Site icon Early Learning Centers of Lubbock, Inc.

How to Use Gentle Parenting

child with woman holding map

Photo by Pixabay on

Are you wanting to incorporate gentle parenting into your lifestyle? Here are a few ways you can bring gentle parenting into your everyday routine.

Heading Out the Door

You’re ready to get out the door and get going to where you need to be, but you have to get your children out the door with you, and into the car.

When children know what is expected of them, the unwanted behavior is usually eliminated. It’s best to prepare your children with your expectations and what your children need to do in order to be ready to leave. You can say, “In a little bit, we are going to leave to go to Grandma’s. You will need to put on your shoes now so that you are ready to go.” Young children typically understand the concept of “little” easier than a specific amount of time.

Another way to incorporate gentle parenting in your everyday routine is to have a bag by the door for your child to place a special item they can bring along. When it’s time to go, remind them to put their special item in the bag and get ready to go.

Time to Turn off Screens

Ending screen time can be difficult. It’s important to set expectations before your child begins their screen time. Talk with your child about the amount of time allowed and what the plan is for when it’s over.

Try using a timer your child can set by themselves. When the time is up, offer an option for what to do next. You could say, “Once your screen is put away, you can go play with your toys.”

Your Child Runs Off in Public

Going places with your child where there is a lot of people can be scary and stressful. Before you go anywhere, discuss with your child your expectations for the outing. You can say, “We’re going to the store and it’s important you stay close with me so you are safe.”

Be sure you acknowledge their good behavior and say something along the lines of, “You are doing a great job staying close to me so I know you are safe!” By acknowledging their good behavior, it shows to your child you’re paying attention and it will also make them feel good.

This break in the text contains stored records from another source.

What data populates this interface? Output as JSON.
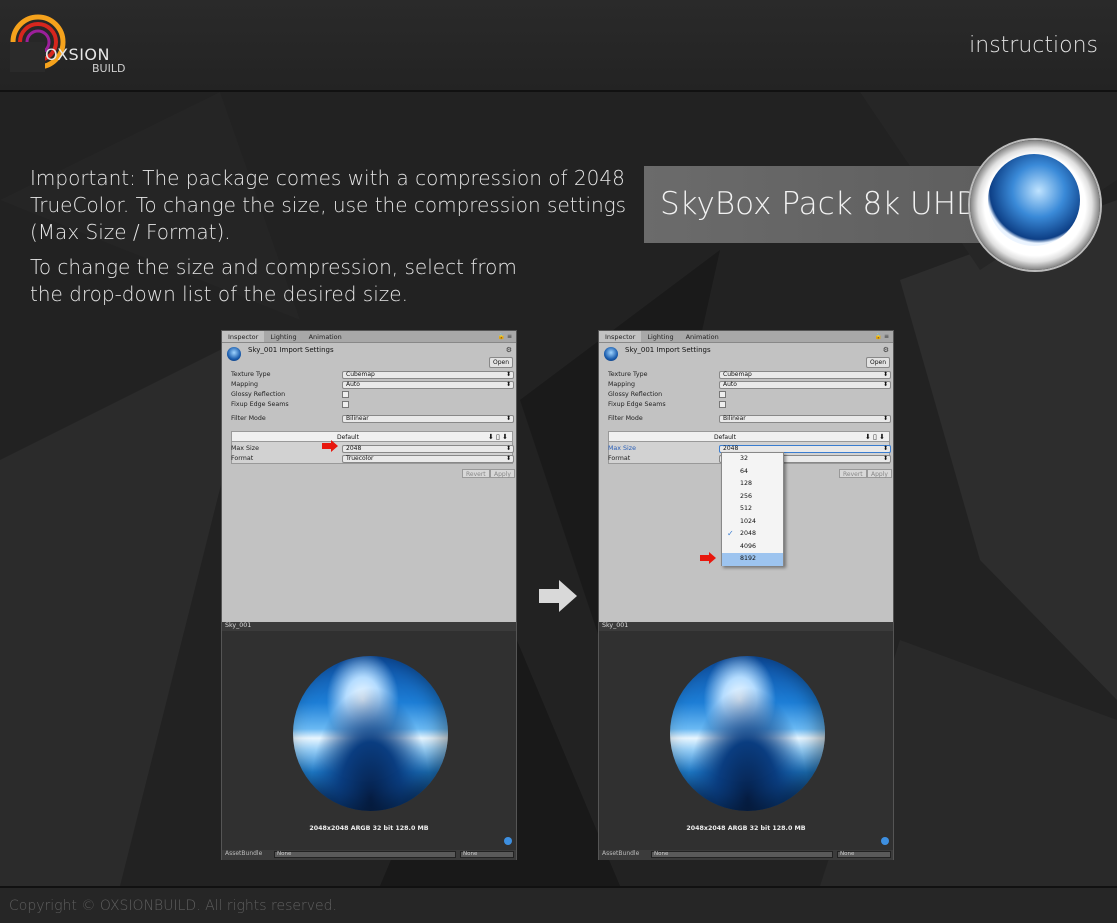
{
  "header": {
    "logo_line1": "OXSION",
    "logo_line2": "BUILD",
    "title": "instructions"
  },
  "intro": {
    "paragraph1": "Important: The package comes with a compression of 2048 TrueColor. To change the size, use the compression settings (Max Size / Format).",
    "paragraph2": "To change the size and compression, select from the drop-down list of the desired size."
  },
  "brand": {
    "title": "SkyBox Pack 8k UHD"
  },
  "inspector": {
    "tabs": [
      "Inspector",
      "Lighting",
      "Animation"
    ],
    "import_title": "Sky_001 Import Settings",
    "open_label": "Open",
    "rows": {
      "texture_type_label": "Texture Type",
      "texture_type_value": "Cubemap",
      "mapping_label": "Mapping",
      "mapping_value": "Auto",
      "glossy_label": "Glossy Reflection",
      "fixup_label": "Fixup Edge Seams",
      "filter_label": "Filter Mode",
      "filter_value": "Bilinear"
    },
    "platform_label": "Default",
    "max_size_label": "Max Size",
    "max_size_value": "2048",
    "format_label": "Format",
    "format_value": "Truecolor",
    "revert_label": "Revert",
    "apply_label": "Apply",
    "preview_name": "Sky_001",
    "preview_info": "2048x2048  ARGB 32 bit   128.0 MB",
    "assetbundle_label": "AssetBundle",
    "assetbundle_value": "None",
    "assetbundle_variant": "None"
  },
  "dropdown": {
    "options": [
      "32",
      "64",
      "128",
      "256",
      "512",
      "1024",
      "2048",
      "4096",
      "8192"
    ],
    "selected": "2048",
    "highlighted": "8192"
  },
  "footer": {
    "copyright": "Copyright © OXSIONBUILD. All rights reserved."
  },
  "colors": {
    "background": "#1e1e1e",
    "accent_red": "#e8170d",
    "dropdown_highlight": "#9dc4ef"
  }
}
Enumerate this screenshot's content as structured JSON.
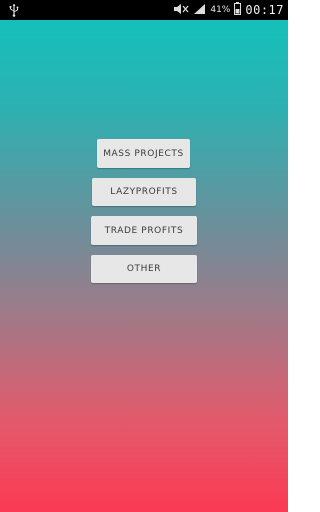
{
  "status_bar": {
    "usb_icon": "usb-icon",
    "mute_icon": "mute-icon",
    "signal_icon": "signal-icon",
    "battery_percent": "41%",
    "battery_icon": "battery-icon",
    "time": "00:17"
  },
  "menu": {
    "buttons": [
      {
        "label": "MASS PROJECTS"
      },
      {
        "label": "LAZYPROFITS"
      },
      {
        "label": "TRADE PROFITS"
      },
      {
        "label": "OTHER"
      }
    ]
  },
  "colors": {
    "gradient_top": "#0fc3bd",
    "gradient_bottom": "#fb3a54",
    "button_bg": "#e7e7e7",
    "button_text": "#3a3a3a"
  }
}
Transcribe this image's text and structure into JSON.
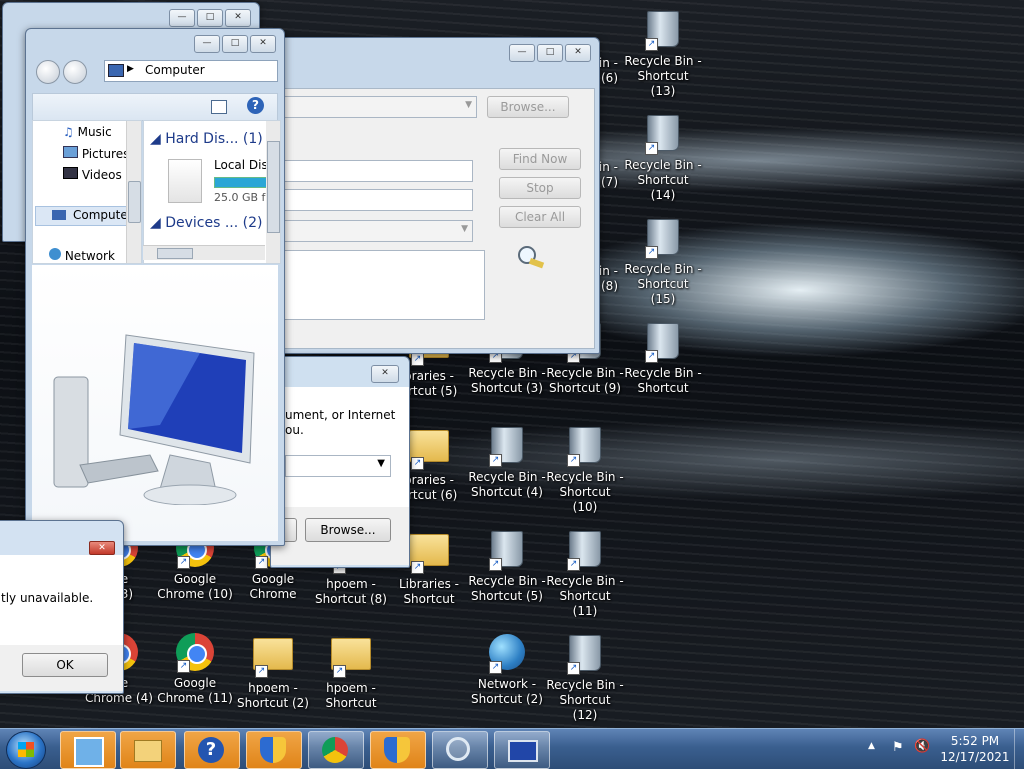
{
  "desktop_icons": [
    {
      "id": "rb13",
      "lines": [
        "Recycle Bin -",
        "Shortcut (13)"
      ],
      "type": "bin"
    },
    {
      "id": "rb14",
      "lines": [
        "Recycle Bin -",
        "Shortcut (14)"
      ],
      "type": "bin"
    },
    {
      "id": "rb15",
      "lines": [
        "Recycle Bin -",
        "Shortcut (15)"
      ],
      "type": "bin"
    },
    {
      "id": "rb",
      "lines": [
        "Recycle Bin -",
        "Shortcut"
      ],
      "type": "bin"
    },
    {
      "id": "rb3",
      "lines": [
        "Recycle Bin -",
        "Shortcut (3)"
      ],
      "type": "bin"
    },
    {
      "id": "rb9",
      "lines": [
        "Recycle Bin -",
        "Shortcut (9)"
      ],
      "type": "bin"
    },
    {
      "id": "rb4",
      "lines": [
        "Recycle Bin -",
        "Shortcut (4)"
      ],
      "type": "bin"
    },
    {
      "id": "rb10",
      "lines": [
        "Recycle Bin -",
        "Shortcut (10)"
      ],
      "type": "bin"
    },
    {
      "id": "rb5",
      "lines": [
        "Recycle Bin -",
        "Shortcut (5)"
      ],
      "type": "bin"
    },
    {
      "id": "rb11",
      "lines": [
        "Recycle Bin -",
        "Shortcut (11)"
      ],
      "type": "bin"
    },
    {
      "id": "rb12",
      "lines": [
        "Recycle Bin -",
        "Shortcut (12)"
      ],
      "type": "bin"
    },
    {
      "id": "lib5",
      "lines": [
        "braries -",
        "ortcut (5)"
      ],
      "type": "folder"
    },
    {
      "id": "lib6",
      "lines": [
        "braries -",
        "ortcut (6)"
      ],
      "type": "folder"
    },
    {
      "id": "lib",
      "lines": [
        "Libraries -",
        "Shortcut"
      ],
      "type": "folder"
    },
    {
      "id": "net2",
      "lines": [
        "Network -",
        "Shortcut (2)"
      ],
      "type": "globe"
    },
    {
      "id": "gc10",
      "lines": [
        "Google",
        "Chrome (10)"
      ],
      "type": "chrome"
    },
    {
      "id": "gc",
      "lines": [
        "Google",
        "Chrome"
      ],
      "type": "chrome"
    },
    {
      "id": "gc11",
      "lines": [
        "Google",
        "Chrome (11)"
      ],
      "type": "chrome"
    },
    {
      "id": "gc3",
      "lines": [
        "gle",
        "e (3)"
      ],
      "type": "chrome"
    },
    {
      "id": "gc4",
      "lines": [
        "gle",
        "Chrome (4)"
      ],
      "type": "chrome"
    },
    {
      "id": "hp8",
      "lines": [
        "hpoem -",
        "Shortcut (8)"
      ],
      "type": "folder"
    },
    {
      "id": "hp2",
      "lines": [
        "hpoem -",
        "Shortcut (2)"
      ],
      "type": "folder"
    },
    {
      "id": "hp",
      "lines": [
        "hpoem -",
        "Shortcut"
      ],
      "type": "folder"
    },
    {
      "id": "s6",
      "lines": [
        "",
        "Shortcut (6)"
      ],
      "type": "none"
    },
    {
      "id": "c6",
      "lines": [
        "in -",
        "(6)"
      ],
      "type": "none"
    },
    {
      "id": "c7",
      "lines": [
        "in -",
        "(7)"
      ],
      "type": "none"
    },
    {
      "id": "c8",
      "lines": [
        "in -",
        "(8)"
      ],
      "type": "none"
    }
  ],
  "explorer": {
    "address": "Computer",
    "nav": [
      "Music",
      "Pictures",
      "Videos",
      "Compute",
      "Network"
    ],
    "groups": [
      "Hard Dis... (1)",
      "Devices ... (2)"
    ],
    "drive_name": "Local Dis",
    "drive_size": "25.0 GB f"
  },
  "search_window": {
    "browse": "Browse...",
    "find_now": "Find Now",
    "stop": "Stop",
    "clear_all": "Clear All"
  },
  "run_dialog": {
    "text1": "ument, or Internet",
    "text2": "ou.",
    "browse": "Browse..."
  },
  "error_dialog": {
    "message": "tly unavailable.",
    "ok": "OK"
  },
  "tray": {
    "time": "5:52 PM",
    "date": "12/17/2021"
  }
}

If your child starts running off, get on their eye level and remind them calmly of the expectations you set before leaving. We ultimately want to give them an understanding of why something is important instead of transferring our fears onto our children.

Leaving the Park or Playdate

Being a parent is tough, especially when you have to decide the fun is over. It’s not always easy to do, but talking about your expectations before you arrive at the park or play date will help make leaving easier. Talk to your child about what things they might do at the park or play date and when you say it’s time to leave, they’ll have to stop playing and be ready to leave.

If your child has a tough time transitioning, notice how they are feelings. You can say, “I know it’s hard to leave when you’re having fun, but it’s time to leave.” Reassure them their feelings are normal and you don’t like to leave when you’re having fun either, but it’s part of life.

Not Sitting Down to Eat a Meal

Routines are important in teaching your child how to know what to expect. Dinnertime is a great time to implement a routine!

Explain why mealtime is important and tell them it’s time for everyone to be together and talk, and make it fun! Ask questions about their day and be sure to tell them about yours to build connections with your child.

Another way to make mealtime fun is to let your child help! Your child can help plan and prepare dinner! They can also set the table and help clean up after. This will help them feel a sense of purpose and connection in the house and can help foster independence.

Not Getting Used to Bedtime Routines

Bedtime can be a challenging time for everyone. Everyone is tired from the day and sometimes it can be hard to get your children down for the night. Having a regular routine is a great way to get your children used bedtime.

Each night use the same process and the goal is for your child to eventually follow the routine without your help.

Photo by Elina Fairytale on

Ultimately, no parenting style is the “right” way, and every child is different, so gentle parenting may not always work. If gentle parenting is a style you want to try, remember to acknowledge your child’s feelings, give them choices, and celebrate when something goes well! Remember, you can always try again!

Exit mobile version